[Task to carry out]:
An exact, complete copy of the entries below is required, minus any pictures.

[Data shown]:

========================================

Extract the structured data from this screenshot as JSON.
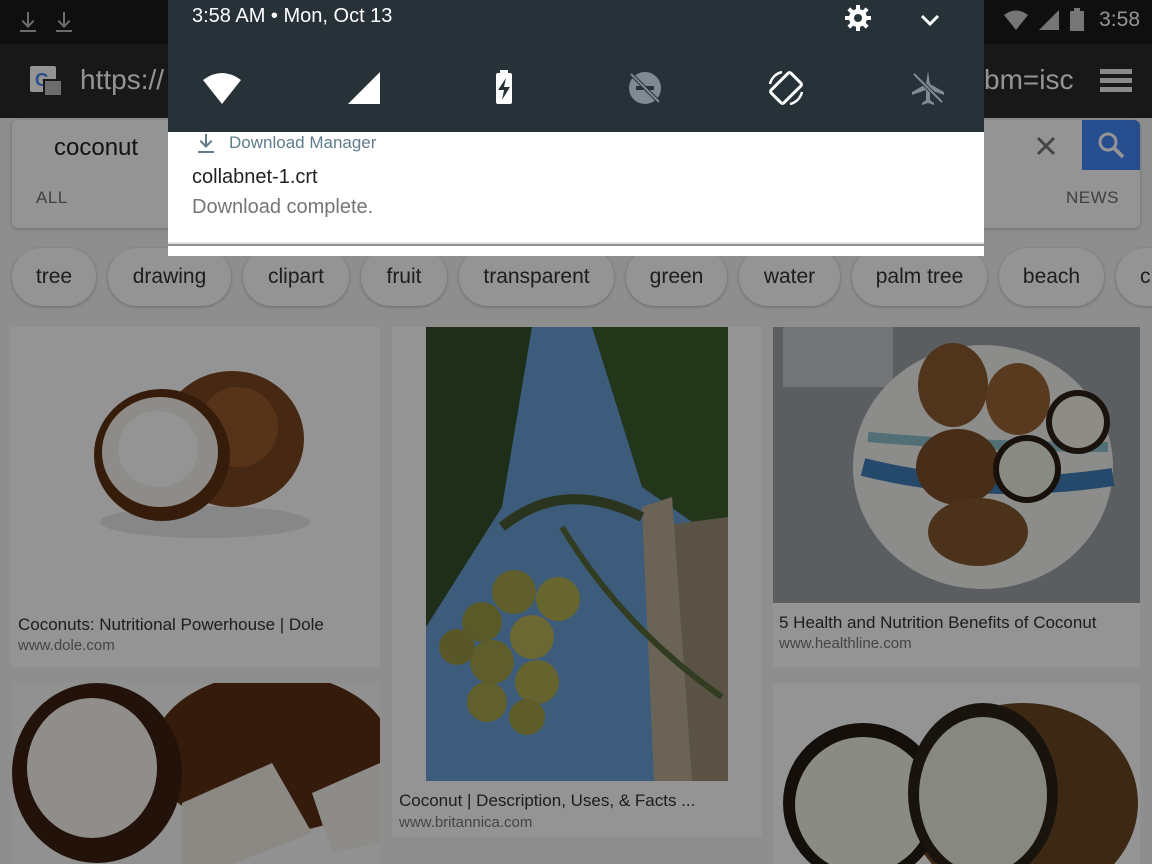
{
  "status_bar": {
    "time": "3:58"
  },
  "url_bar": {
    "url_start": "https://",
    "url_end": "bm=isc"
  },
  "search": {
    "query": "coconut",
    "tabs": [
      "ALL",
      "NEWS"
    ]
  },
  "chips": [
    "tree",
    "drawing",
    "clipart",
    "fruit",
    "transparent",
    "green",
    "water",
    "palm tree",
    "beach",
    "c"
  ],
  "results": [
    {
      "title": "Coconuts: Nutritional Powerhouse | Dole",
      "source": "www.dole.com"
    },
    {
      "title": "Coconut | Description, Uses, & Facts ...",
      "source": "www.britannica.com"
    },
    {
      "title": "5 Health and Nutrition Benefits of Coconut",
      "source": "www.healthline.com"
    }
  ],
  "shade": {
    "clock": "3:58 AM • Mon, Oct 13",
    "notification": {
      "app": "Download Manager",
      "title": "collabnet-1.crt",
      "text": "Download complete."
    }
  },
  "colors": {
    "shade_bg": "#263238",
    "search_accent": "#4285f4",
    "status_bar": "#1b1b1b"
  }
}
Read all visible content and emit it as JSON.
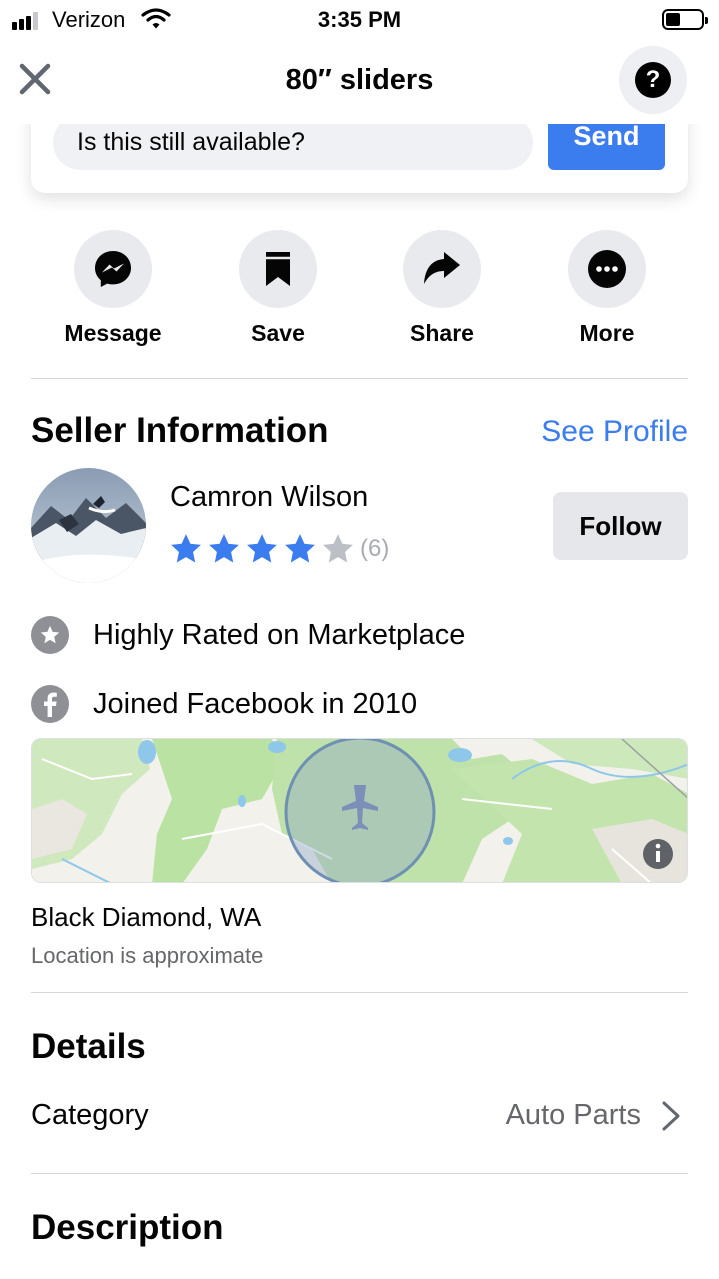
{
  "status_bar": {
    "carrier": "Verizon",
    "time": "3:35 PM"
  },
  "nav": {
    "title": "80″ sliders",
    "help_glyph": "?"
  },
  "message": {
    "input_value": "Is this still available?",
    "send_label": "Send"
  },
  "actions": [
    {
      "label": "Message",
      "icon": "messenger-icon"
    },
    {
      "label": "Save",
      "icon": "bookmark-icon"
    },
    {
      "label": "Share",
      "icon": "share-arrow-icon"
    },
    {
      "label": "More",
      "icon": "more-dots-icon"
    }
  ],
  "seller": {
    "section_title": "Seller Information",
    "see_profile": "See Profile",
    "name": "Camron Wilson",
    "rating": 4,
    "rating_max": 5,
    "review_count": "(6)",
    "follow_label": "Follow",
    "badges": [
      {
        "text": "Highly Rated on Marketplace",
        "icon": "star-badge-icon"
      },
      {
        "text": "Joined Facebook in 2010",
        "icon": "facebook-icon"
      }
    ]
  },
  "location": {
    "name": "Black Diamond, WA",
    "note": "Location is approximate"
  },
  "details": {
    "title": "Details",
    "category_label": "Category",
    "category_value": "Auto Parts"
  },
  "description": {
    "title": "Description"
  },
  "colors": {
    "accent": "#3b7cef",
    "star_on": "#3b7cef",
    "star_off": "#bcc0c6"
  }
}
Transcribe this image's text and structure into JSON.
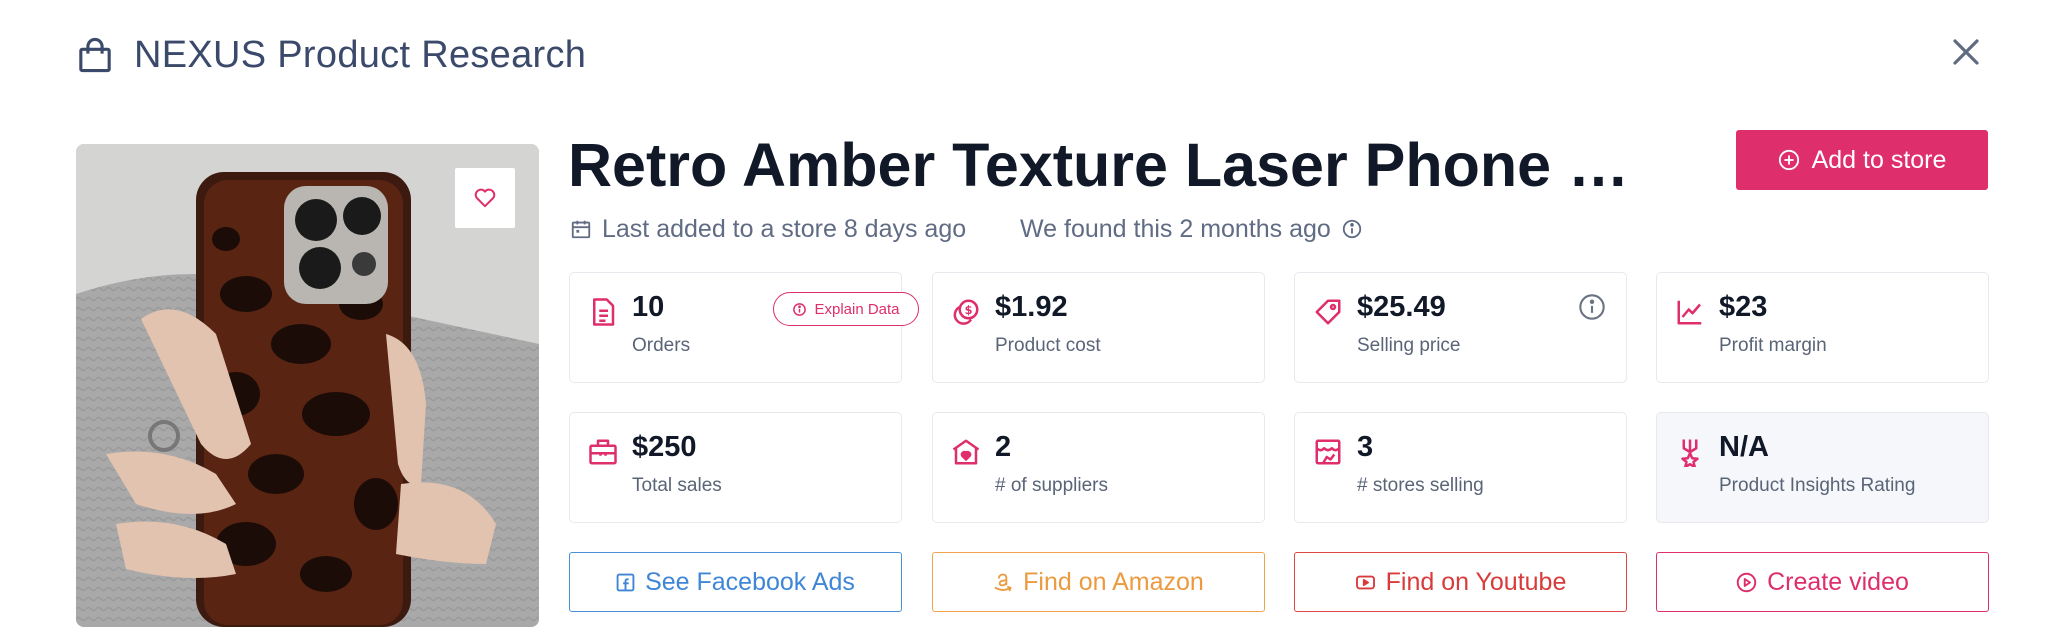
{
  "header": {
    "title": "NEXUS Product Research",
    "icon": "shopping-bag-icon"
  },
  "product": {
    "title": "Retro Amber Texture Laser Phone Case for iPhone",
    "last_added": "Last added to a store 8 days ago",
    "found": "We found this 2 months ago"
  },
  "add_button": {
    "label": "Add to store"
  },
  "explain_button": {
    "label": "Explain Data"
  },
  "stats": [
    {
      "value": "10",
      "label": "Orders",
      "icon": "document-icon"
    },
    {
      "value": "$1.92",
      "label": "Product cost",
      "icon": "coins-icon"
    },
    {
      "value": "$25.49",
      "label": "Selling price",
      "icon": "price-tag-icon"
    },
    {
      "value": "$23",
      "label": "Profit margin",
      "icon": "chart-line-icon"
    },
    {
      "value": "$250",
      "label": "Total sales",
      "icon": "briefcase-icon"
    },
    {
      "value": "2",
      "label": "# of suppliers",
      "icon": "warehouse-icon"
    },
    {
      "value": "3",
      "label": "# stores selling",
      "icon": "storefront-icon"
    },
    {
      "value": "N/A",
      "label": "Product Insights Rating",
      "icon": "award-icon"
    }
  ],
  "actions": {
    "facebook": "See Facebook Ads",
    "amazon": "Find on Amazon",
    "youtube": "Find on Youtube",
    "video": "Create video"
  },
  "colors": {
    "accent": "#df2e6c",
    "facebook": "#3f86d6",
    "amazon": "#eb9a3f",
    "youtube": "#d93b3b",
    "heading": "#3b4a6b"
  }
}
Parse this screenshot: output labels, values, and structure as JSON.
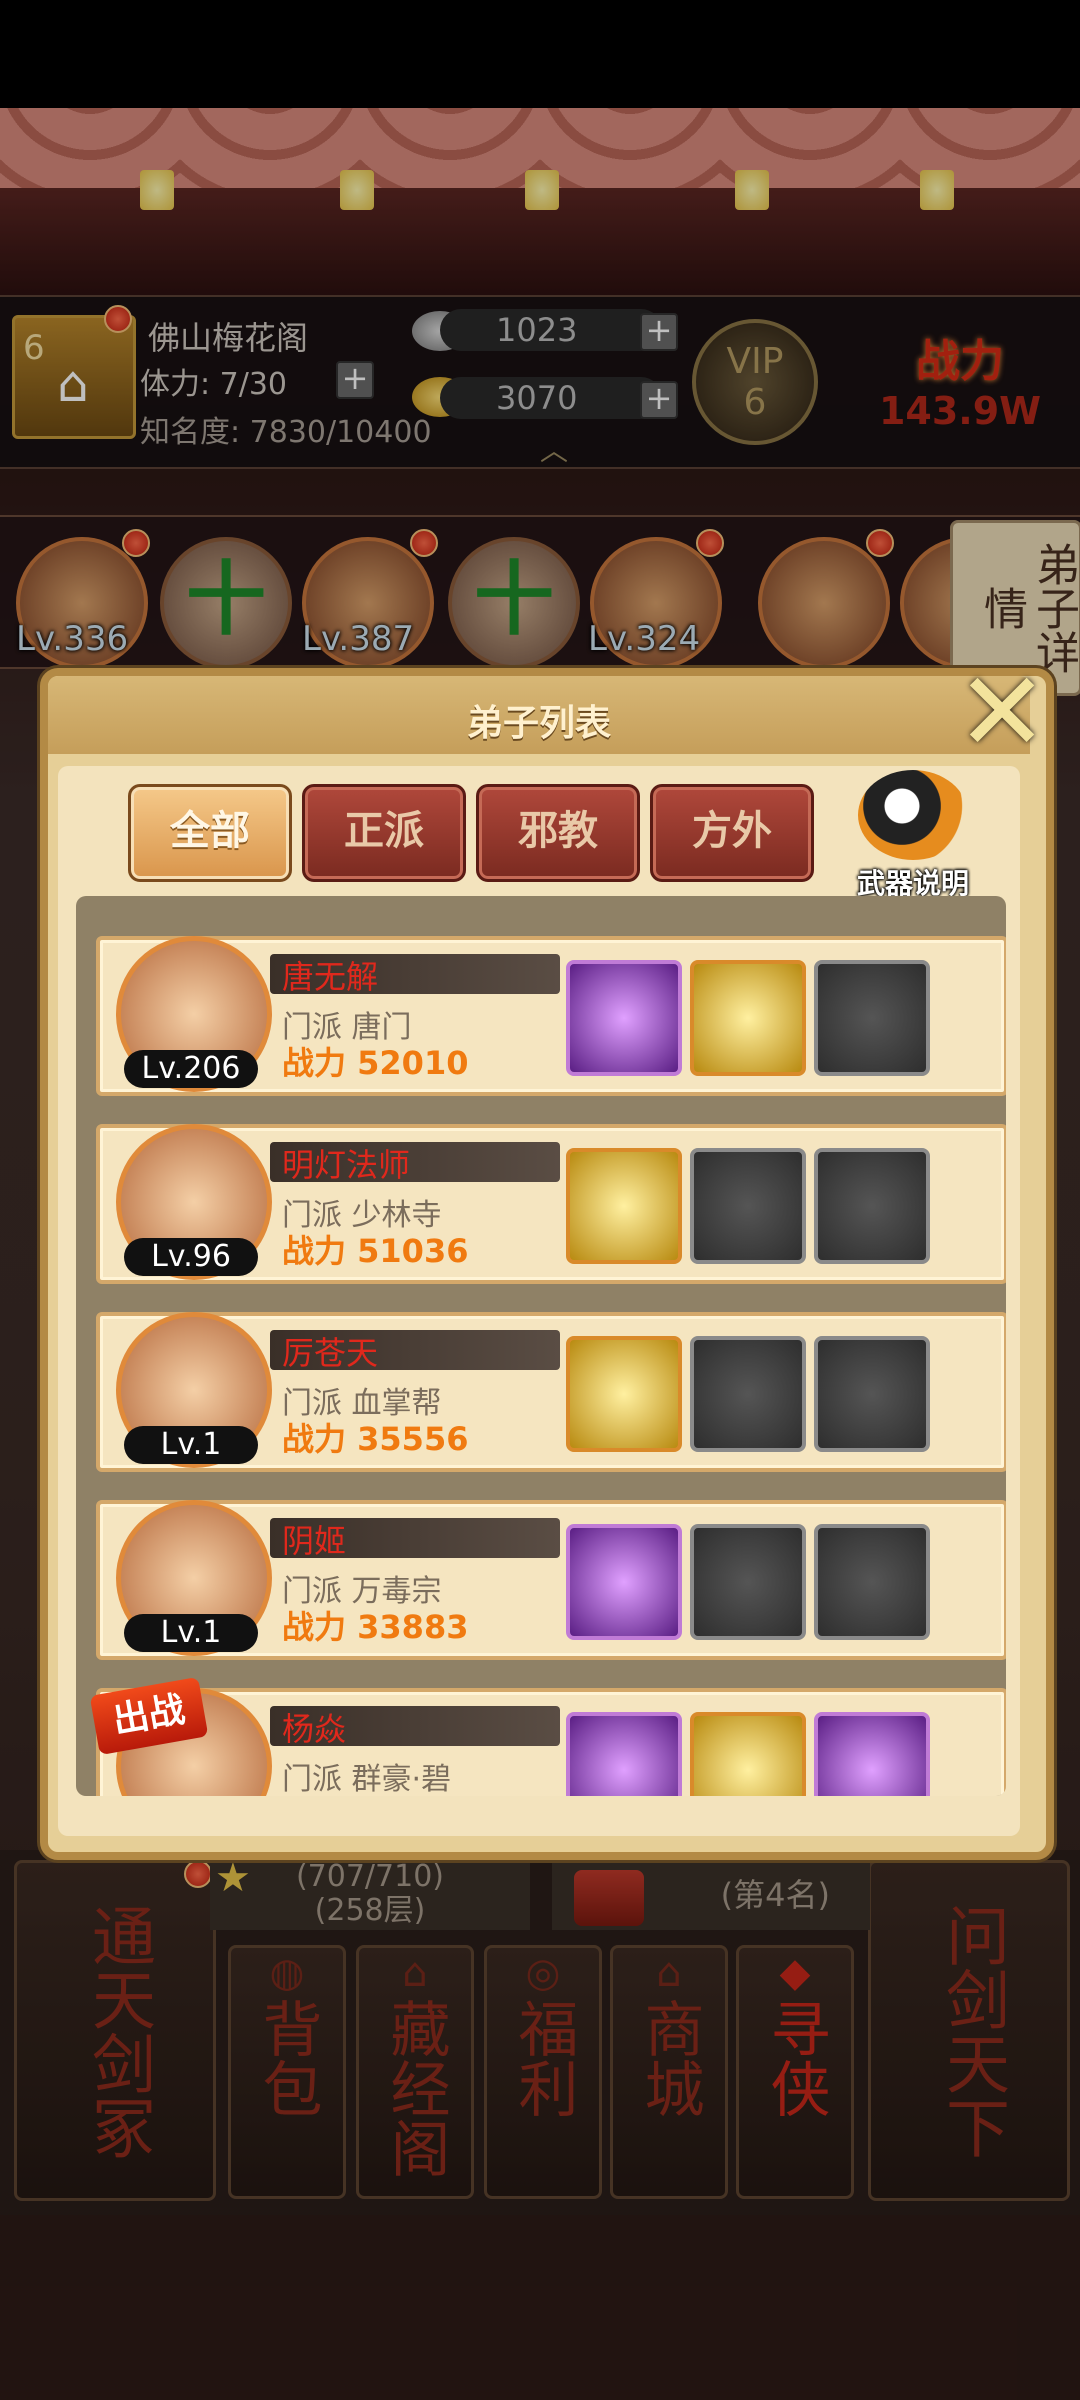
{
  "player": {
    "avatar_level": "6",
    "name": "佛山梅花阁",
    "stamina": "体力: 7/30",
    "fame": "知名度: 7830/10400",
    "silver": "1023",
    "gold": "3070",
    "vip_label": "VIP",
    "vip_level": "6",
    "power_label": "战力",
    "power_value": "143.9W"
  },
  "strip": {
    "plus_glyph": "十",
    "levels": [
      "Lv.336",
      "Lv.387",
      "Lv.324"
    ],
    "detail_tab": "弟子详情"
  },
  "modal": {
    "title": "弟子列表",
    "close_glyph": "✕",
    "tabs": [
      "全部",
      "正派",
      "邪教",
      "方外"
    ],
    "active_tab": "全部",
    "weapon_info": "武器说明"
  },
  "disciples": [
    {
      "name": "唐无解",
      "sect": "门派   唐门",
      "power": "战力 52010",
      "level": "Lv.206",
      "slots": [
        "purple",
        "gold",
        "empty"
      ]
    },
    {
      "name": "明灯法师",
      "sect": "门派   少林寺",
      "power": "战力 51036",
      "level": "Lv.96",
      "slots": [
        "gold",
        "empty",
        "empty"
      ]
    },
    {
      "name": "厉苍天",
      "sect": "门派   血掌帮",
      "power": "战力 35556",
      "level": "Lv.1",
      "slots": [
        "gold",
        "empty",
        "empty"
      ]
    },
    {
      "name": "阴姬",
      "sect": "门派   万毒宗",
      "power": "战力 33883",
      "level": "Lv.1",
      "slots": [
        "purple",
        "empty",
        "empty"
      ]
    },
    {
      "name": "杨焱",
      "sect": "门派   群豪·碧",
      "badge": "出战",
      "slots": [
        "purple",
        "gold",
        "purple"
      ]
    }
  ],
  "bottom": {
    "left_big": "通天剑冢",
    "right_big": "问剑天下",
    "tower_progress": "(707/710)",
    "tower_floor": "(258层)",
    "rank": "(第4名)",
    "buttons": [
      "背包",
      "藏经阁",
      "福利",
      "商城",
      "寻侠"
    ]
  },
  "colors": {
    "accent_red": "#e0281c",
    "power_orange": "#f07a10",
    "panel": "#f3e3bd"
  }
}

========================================

[Exercise output]:
Extract the structured data from this screenshot as JSON.
{
  "status_bar": {
    "time": "3:58"
  },
  "url_bar": {
    "url_start": "https://",
    "url_end": "bm=isc"
  },
  "search": {
    "query": "coconut",
    "tabs": [
      "ALL",
      "NEWS"
    ]
  },
  "chips": [
    "tree",
    "drawing",
    "clipart",
    "fruit",
    "transparent",
    "green",
    "water",
    "palm tree",
    "beach",
    "c"
  ],
  "results": [
    {
      "title": "Coconuts: Nutritional Powerhouse | Dole",
      "source": "www.dole.com"
    },
    {
      "title": "Coconut | Description, Uses, & Facts ...",
      "source": "www.britannica.com"
    },
    {
      "title": "5 Health and Nutrition Benefits of Coconut",
      "source": "www.healthline.com"
    }
  ],
  "shade": {
    "clock": "3:58 AM • Mon, Oct 13",
    "notification": {
      "app": "Download Manager",
      "title": "collabnet-1.crt",
      "text": "Download complete."
    }
  },
  "colors": {
    "shade_bg": "#263238",
    "search_accent": "#4285f4",
    "status_bar": "#1b1b1b"
  }
}
Read all visible content and emit it as JSON.
{
  "status_bar": {
    "carrier": "Verizon",
    "time": "3:35 PM"
  },
  "nav": {
    "title": "80″ sliders",
    "help_glyph": "?"
  },
  "message": {
    "input_value": "Is this still available?",
    "send_label": "Send"
  },
  "actions": [
    {
      "label": "Message",
      "icon": "messenger-icon"
    },
    {
      "label": "Save",
      "icon": "bookmark-icon"
    },
    {
      "label": "Share",
      "icon": "share-arrow-icon"
    },
    {
      "label": "More",
      "icon": "more-dots-icon"
    }
  ],
  "seller": {
    "section_title": "Seller Information",
    "see_profile": "See Profile",
    "name": "Camron Wilson",
    "rating": 4,
    "rating_max": 5,
    "review_count": "(6)",
    "follow_label": "Follow",
    "badges": [
      {
        "text": "Highly Rated on Marketplace",
        "icon": "star-badge-icon"
      },
      {
        "text": "Joined Facebook in 2010",
        "icon": "facebook-icon"
      }
    ]
  },
  "location": {
    "name": "Black Diamond, WA",
    "note": "Location is approximate"
  },
  "details": {
    "title": "Details",
    "category_label": "Category",
    "category_value": "Auto Parts"
  },
  "description": {
    "title": "Description"
  },
  "colors": {
    "accent": "#3b7cef",
    "star_on": "#3b7cef",
    "star_off": "#bcc0c6"
  }
}
Transcribe this image's text and structure into JSON.
{
  "header": {
    "title": "NEXUS Product Research",
    "icon": "shopping-bag-icon"
  },
  "product": {
    "title": "Retro Amber Texture Laser Phone Case for iPhone",
    "last_added": "Last added to a store 8 days ago",
    "found": "We found this 2 months ago"
  },
  "add_button": {
    "label": "Add to store"
  },
  "explain_button": {
    "label": "Explain Data"
  },
  "stats": [
    {
      "value": "10",
      "label": "Orders",
      "icon": "document-icon"
    },
    {
      "value": "$1.92",
      "label": "Product cost",
      "icon": "coins-icon"
    },
    {
      "value": "$25.49",
      "label": "Selling price",
      "icon": "price-tag-icon"
    },
    {
      "value": "$23",
      "label": "Profit margin",
      "icon": "chart-line-icon"
    },
    {
      "value": "$250",
      "label": "Total sales",
      "icon": "briefcase-icon"
    },
    {
      "value": "2",
      "label": "# of suppliers",
      "icon": "warehouse-icon"
    },
    {
      "value": "3",
      "label": "# stores selling",
      "icon": "storefront-icon"
    },
    {
      "value": "N/A",
      "label": "Product Insights Rating",
      "icon": "award-icon"
    }
  ],
  "actions": {
    "facebook": "See Facebook Ads",
    "amazon": "Find on Amazon",
    "youtube": "Find on Youtube",
    "video": "Create video"
  },
  "colors": {
    "accent": "#df2e6c",
    "facebook": "#3f86d6",
    "amazon": "#eb9a3f",
    "youtube": "#d93b3b",
    "heading": "#3b4a6b"
  }
}
Parse this screenshot: output labels, values, and structure as JSON.
{
  "player": {
    "avatar_level": "6",
    "name": "佛山梅花阁",
    "stamina": "体力: 7/30",
    "fame": "知名度: 7830/10400",
    "silver": "1023",
    "gold": "3070",
    "vip_label": "VIP",
    "vip_level": "6",
    "power_label": "战力",
    "power_value": "143.9W"
  },
  "strip": {
    "plus_glyph": "十",
    "levels": [
      "Lv.336",
      "Lv.387",
      "Lv.324"
    ],
    "detail_tab": "弟子详情"
  },
  "modal": {
    "title": "弟子列表",
    "close_glyph": "✕",
    "tabs": [
      "全部",
      "正派",
      "邪教",
      "方外"
    ],
    "active_tab": "全部",
    "weapon_info": "武器说明"
  },
  "disciples": [
    {
      "name": "唐无解",
      "sect": "门派   唐门",
      "power": "战力 52010",
      "level": "Lv.206",
      "slots": [
        "purple",
        "gold",
        "empty"
      ]
    },
    {
      "name": "明灯法师",
      "sect": "门派   少林寺",
      "power": "战力 51036",
      "level": "Lv.96",
      "slots": [
        "gold",
        "empty",
        "empty"
      ]
    },
    {
      "name": "厉苍天",
      "sect": "门派   血掌帮",
      "power": "战力 35556",
      "level": "Lv.1",
      "slots": [
        "gold",
        "empty",
        "empty"
      ]
    },
    {
      "name": "阴姬",
      "sect": "门派   万毒宗",
      "power": "战力 33883",
      "level": "Lv.1",
      "slots": [
        "purple",
        "empty",
        "empty"
      ]
    },
    {
      "name": "杨焱",
      "sect": "门派   群豪·碧",
      "badge": "出战",
      "slots": [
        "purple",
        "gold",
        "purple"
      ]
    }
  ],
  "bottom": {
    "left_big": "通天剑冢",
    "right_big": "问剑天下",
    "tower_progress": "(707/710)",
    "tower_floor": "(258层)",
    "rank": "(第4名)",
    "buttons": [
      "背包",
      "藏经阁",
      "福利",
      "商城",
      "寻侠"
    ]
  },
  "colors": {
    "accent_red": "#e0281c",
    "power_orange": "#f07a10",
    "panel": "#f3e3bd"
  }
}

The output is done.